Action item:
With the string "University" as the filter, copy each matching line from the records.

Source data:

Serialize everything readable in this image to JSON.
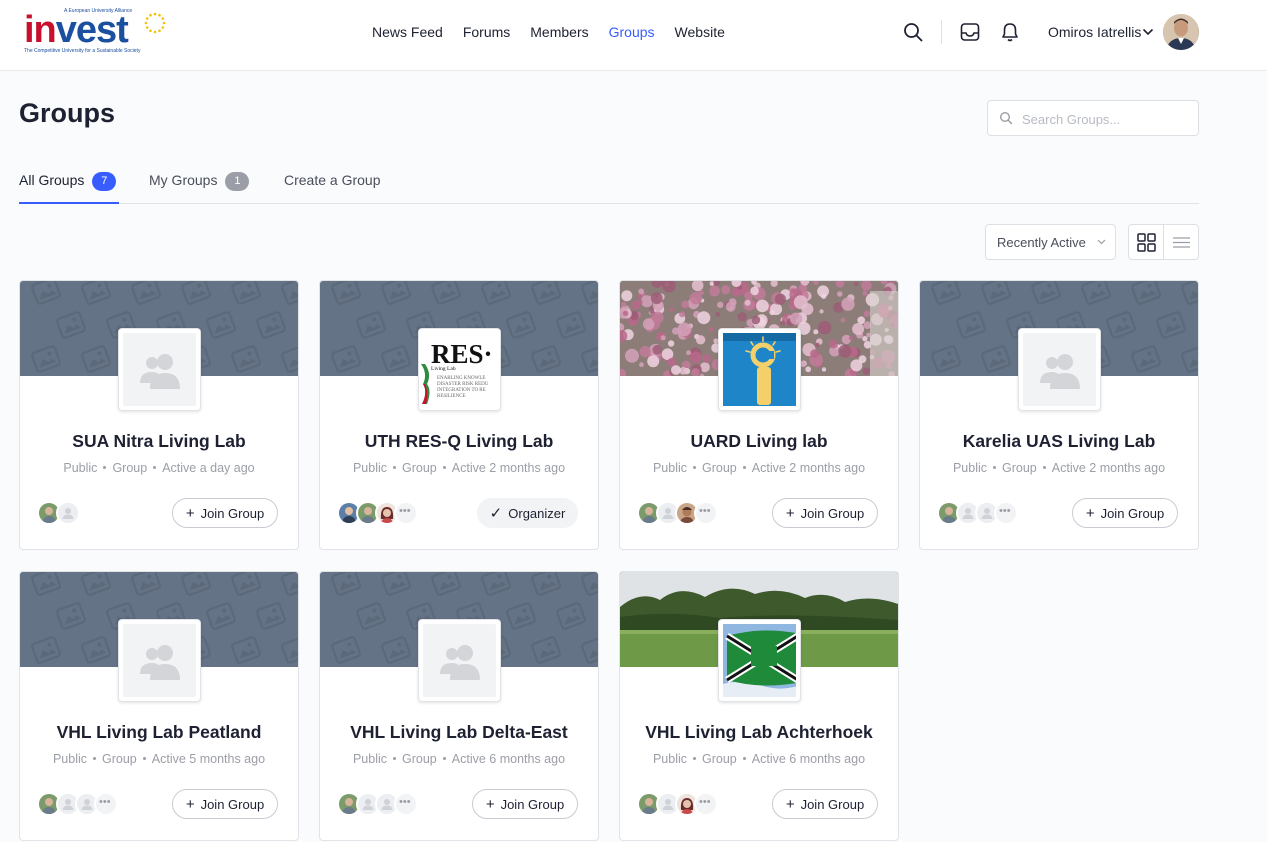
{
  "brand": {
    "logo_main_1": "in",
    "logo_main_2": "vest",
    "logo_tagline": "A European University Alliance",
    "logo_subtitle": "The Competitive University for a Sustainable Society"
  },
  "nav": {
    "items": [
      {
        "label": "News Feed",
        "active": false
      },
      {
        "label": "Forums",
        "active": false
      },
      {
        "label": "Members",
        "active": false
      },
      {
        "label": "Groups",
        "active": true
      },
      {
        "label": "Website",
        "active": false
      }
    ]
  },
  "header": {
    "user_name": "Omiros Iatrellis",
    "icons": [
      "search-icon",
      "inbox-icon",
      "bell-icon",
      "chevron-down-icon"
    ]
  },
  "page": {
    "title": "Groups",
    "search_placeholder": "Search Groups..."
  },
  "tabs": [
    {
      "label": "All Groups",
      "count": "7",
      "active": true
    },
    {
      "label": "My Groups",
      "count": "1",
      "active": false
    },
    {
      "label": "Create a Group",
      "count": null,
      "active": false
    }
  ],
  "toolbar": {
    "sort_value": "Recently Active",
    "view_modes": [
      "grid-view-icon",
      "list-view-icon"
    ]
  },
  "colors": {
    "accent": "#385dff",
    "cover_placeholder": "#647385",
    "text": "#1e2132",
    "muted": "#9b9ea6"
  },
  "groups": [
    {
      "name": "SUA Nitra Living Lab",
      "privacy": "Public",
      "type": "Group",
      "activity": "Active a day ago",
      "action": "Join Group",
      "cover": "placeholder",
      "avatar": "placeholder"
    },
    {
      "name": "UTH RES-Q Living Lab",
      "privacy": "Public",
      "type": "Group",
      "activity": "Active 2 months ago",
      "action": "Organizer",
      "cover": "placeholder",
      "avatar": "res-logo",
      "avatar_text": "RES·",
      "avatar_subtext": "Living Lab",
      "avatar_lines": [
        "ENABLING KNOWLE",
        "DISASTER RISK REDU",
        "INTEGRATION TO RE",
        "RESILIENCE"
      ]
    },
    {
      "name": "UARD Living lab",
      "privacy": "Public",
      "type": "Group",
      "activity": "Active 2 months ago",
      "action": "Join Group",
      "cover": "blossom-tree-photo",
      "avatar": "info-sign-photo"
    },
    {
      "name": "Karelia UAS Living Lab",
      "privacy": "Public",
      "type": "Group",
      "activity": "Active 2 months ago",
      "action": "Join Group",
      "cover": "placeholder",
      "avatar": "placeholder"
    },
    {
      "name": "VHL Living Lab Peatland",
      "privacy": "Public",
      "type": "Group",
      "activity": "Active 5 months ago",
      "action": "Join Group",
      "cover": "placeholder",
      "avatar": "placeholder"
    },
    {
      "name": "VHL Living Lab Delta-East",
      "privacy": "Public",
      "type": "Group",
      "activity": "Active 6 months ago",
      "action": "Join Group",
      "cover": "placeholder",
      "avatar": "placeholder"
    },
    {
      "name": "VHL Living Lab Achterhoek",
      "privacy": "Public",
      "type": "Group",
      "activity": "Active 6 months ago",
      "action": "Join Group",
      "cover": "field-landscape-photo",
      "avatar": "flag-photo"
    }
  ]
}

Exercise answer:
    "logo_tagline": "A European University Alliance",
    "logo_subtitle": "The Competitive University for a Sustainable Society"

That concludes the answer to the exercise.